If you're looking for a taut, tense story about the outbreak of an alien plague and the desperate efforts of a band of scientists to isolate and defeat it ... then I suggest reading the original The Andromeda Strain novel, by Michael Crichton. Or, if you're video-centric, check out the 1971 movie adaptation. In either case, skip this A&E two-night miniseries.
I'll start with the caveat that I am quite fond of both the book and the 1971 movie (one of the first movies I remember going to -- we were not a big movie-going family). I was looking forward to this miniseries to refresh and expand on Crichton's story, updating it for a new generation. Instead, the core novel has been turned into soap opera mush, and the added time available (180 minutes, minus commercials) is wasted on a parallel conspiracy theory story that not only adds nothing, but never really gets resolved.
This is a "hard" SF novel, focused on the science involved in diagnosing and dealing with Andromeda. Secondarily, it's about the pressure upon the four scientists (expanded to five in the miniseries, and all but the main one renamed), faced with multiple ticking clocks and a pathogenic horror that could, if unchecked, kill the world as efficiently as it's killed the town of Piedmont (Arizona in the book, New Mexico in the 1971 movie, Utah in 2008).
The miniseries turns the science into random and unfocused gobbledigook, including a talking computer that, evidently, does pretty much all the work for the research team. That leaves everyone time to chit-chat, mull over romances past and present, and hint at past events that are never explained (or that really aren't all that germane to the story). Meanwhile ...
The original novel and movie did include a bit of "conspiracy" about them. While Wildfire was originally set up by Congress at Dr Stone's recommendation, it was to decontaminate space probes and astronauts and deal with any infections they might bring back. The government looked upon it, and Project Scoop, as a way to gather and develop potential bioweapons; this comes out over the course of the original tale, but is really a sidelight to it, an addition to the caution that we Need To Be Careful Out There.

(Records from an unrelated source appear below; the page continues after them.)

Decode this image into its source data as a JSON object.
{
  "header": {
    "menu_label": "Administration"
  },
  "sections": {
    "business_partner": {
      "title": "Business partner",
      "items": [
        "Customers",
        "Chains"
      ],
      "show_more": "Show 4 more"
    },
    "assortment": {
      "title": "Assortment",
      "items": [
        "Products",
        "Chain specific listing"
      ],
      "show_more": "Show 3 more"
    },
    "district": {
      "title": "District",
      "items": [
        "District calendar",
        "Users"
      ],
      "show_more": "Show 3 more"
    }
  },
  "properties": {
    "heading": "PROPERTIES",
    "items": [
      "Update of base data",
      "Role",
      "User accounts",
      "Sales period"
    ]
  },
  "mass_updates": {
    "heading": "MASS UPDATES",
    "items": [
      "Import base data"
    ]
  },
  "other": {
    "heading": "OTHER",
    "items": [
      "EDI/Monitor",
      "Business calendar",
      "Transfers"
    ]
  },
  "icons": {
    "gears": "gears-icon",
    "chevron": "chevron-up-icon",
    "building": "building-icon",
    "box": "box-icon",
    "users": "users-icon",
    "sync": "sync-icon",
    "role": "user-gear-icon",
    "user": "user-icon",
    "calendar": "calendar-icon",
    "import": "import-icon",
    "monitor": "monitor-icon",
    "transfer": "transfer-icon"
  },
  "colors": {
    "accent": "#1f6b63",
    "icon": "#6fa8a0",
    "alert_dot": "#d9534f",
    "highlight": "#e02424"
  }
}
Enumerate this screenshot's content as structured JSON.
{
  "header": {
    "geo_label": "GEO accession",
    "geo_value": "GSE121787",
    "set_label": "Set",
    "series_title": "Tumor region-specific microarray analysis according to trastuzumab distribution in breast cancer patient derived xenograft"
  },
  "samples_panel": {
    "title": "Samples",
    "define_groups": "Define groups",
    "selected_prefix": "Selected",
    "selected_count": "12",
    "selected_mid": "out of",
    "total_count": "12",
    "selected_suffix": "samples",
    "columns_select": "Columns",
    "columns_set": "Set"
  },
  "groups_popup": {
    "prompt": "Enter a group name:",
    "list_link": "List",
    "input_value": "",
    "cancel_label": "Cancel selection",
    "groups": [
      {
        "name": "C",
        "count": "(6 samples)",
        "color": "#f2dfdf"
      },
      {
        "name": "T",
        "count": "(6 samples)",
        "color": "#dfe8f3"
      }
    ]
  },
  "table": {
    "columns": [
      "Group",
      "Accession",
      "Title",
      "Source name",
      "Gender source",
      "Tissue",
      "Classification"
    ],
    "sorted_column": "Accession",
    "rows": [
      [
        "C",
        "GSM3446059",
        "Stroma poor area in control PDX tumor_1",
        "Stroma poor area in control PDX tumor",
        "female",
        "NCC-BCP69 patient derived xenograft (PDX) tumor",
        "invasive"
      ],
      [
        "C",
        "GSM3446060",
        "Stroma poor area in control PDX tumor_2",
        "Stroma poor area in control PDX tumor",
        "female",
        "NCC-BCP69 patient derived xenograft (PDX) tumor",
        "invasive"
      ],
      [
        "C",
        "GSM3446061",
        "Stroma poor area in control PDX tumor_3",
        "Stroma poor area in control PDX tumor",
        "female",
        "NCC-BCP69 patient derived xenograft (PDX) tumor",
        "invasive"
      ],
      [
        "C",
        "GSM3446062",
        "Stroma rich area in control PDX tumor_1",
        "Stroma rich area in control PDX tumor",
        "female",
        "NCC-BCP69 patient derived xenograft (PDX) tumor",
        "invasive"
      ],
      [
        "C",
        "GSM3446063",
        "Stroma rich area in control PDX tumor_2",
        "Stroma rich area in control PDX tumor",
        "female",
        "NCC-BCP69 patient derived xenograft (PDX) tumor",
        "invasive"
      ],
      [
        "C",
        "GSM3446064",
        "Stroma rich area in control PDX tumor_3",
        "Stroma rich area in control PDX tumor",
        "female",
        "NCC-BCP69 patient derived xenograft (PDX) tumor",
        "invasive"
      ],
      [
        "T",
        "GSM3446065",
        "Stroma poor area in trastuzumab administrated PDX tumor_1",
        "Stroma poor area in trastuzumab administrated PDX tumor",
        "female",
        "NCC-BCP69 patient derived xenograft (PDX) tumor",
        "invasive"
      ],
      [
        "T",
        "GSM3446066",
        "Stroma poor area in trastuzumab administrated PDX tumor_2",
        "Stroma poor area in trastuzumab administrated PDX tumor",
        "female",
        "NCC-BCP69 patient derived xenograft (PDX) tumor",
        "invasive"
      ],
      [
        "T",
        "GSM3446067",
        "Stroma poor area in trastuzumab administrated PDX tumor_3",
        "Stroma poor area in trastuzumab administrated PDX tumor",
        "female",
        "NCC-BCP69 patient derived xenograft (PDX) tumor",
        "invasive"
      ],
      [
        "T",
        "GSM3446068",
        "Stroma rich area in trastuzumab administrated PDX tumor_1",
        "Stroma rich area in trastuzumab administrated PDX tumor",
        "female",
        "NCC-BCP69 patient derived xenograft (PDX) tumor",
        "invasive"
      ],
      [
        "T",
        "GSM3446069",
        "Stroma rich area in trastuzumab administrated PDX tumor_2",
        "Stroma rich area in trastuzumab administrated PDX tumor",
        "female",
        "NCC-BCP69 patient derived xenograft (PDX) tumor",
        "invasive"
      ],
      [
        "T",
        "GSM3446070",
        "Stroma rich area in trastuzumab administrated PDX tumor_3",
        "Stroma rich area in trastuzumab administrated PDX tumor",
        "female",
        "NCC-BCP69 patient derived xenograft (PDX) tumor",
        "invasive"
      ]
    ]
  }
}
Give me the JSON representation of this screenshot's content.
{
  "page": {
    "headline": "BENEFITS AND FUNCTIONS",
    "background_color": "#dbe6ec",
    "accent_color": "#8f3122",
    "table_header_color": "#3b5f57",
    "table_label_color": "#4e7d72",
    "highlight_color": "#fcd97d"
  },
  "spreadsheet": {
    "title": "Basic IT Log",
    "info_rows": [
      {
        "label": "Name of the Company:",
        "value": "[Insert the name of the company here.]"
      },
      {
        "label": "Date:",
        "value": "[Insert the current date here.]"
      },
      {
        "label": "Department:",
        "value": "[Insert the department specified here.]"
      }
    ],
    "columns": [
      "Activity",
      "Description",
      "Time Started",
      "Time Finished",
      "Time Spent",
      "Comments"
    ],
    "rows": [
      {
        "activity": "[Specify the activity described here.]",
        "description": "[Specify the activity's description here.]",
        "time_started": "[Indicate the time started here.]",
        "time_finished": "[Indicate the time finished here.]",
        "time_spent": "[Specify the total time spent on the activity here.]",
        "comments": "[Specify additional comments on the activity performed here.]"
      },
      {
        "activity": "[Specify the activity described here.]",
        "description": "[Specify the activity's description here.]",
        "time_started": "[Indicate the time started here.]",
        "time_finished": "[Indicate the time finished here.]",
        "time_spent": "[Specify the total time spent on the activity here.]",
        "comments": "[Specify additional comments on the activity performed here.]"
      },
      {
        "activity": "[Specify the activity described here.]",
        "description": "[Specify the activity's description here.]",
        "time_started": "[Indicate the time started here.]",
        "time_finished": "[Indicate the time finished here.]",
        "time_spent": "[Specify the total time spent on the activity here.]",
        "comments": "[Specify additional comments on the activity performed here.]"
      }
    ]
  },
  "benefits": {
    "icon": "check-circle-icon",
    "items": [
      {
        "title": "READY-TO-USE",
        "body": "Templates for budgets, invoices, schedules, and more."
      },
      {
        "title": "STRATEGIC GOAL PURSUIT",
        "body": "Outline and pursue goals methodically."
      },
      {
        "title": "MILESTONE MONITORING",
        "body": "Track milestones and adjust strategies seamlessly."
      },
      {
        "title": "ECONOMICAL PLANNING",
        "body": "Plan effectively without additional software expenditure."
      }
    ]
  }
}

That's the part, though, that gets all the padding in the new miniseries. We get multiple government factions -- the DoD bioweapons head, his army gunsel, Homeland Security, a hapless president, a general whose motivations are mysterious -- and, of course, a doughty (and drug-addicted) journalist who's trying to track down this story and stay one step ahead of both the virus and the assassins sent to do him in.
It's layering cheap icing on the cake. It never really adds much -- except to distract from both the core story (which is bad) and the melodrama back at Wildfire (which, I guess, is good). You could excise the entire mess from the miniseries, and it wouldn't make a bit of difference to its resolution, but it would ratchet up the tension at Wildfire, rather than deflating it every time we cut to another scene.
There's so much more to criticize -- scientists too young (and pretty) for the long and distinguished careers they're supposed to have; the world's most incompetent governmental conspiracy; the laugh-out-loud climactic race against the Wildfire auto-destruct; the baby and old man who vanish after the first half; a telepathic, self-aware, highly-adaptive uber-virus that came from the future through a wormhole; egregious firing-squad breaches of security at a highly classified installation ... the list goes on.
When I saw ads in the movie theater for the miniseries, my thought was, "Wow, it looks like The Andromeda Strain, only with car crashes." I was at least partly correct: there were car crashes. But despite being able to be summed up with the same short paragraph in TV guide, I don't see much of the book, or original movie in here -- and that's a shame. In short, where this miniseries parallels the original, it does so in a muddled, mediocre fashion. Where it doesn't, it's even weaker. It adds nothing new to the original's vision, and the new stuff it does add feels more like it's one of those awful SciFi original movies than something from A&E.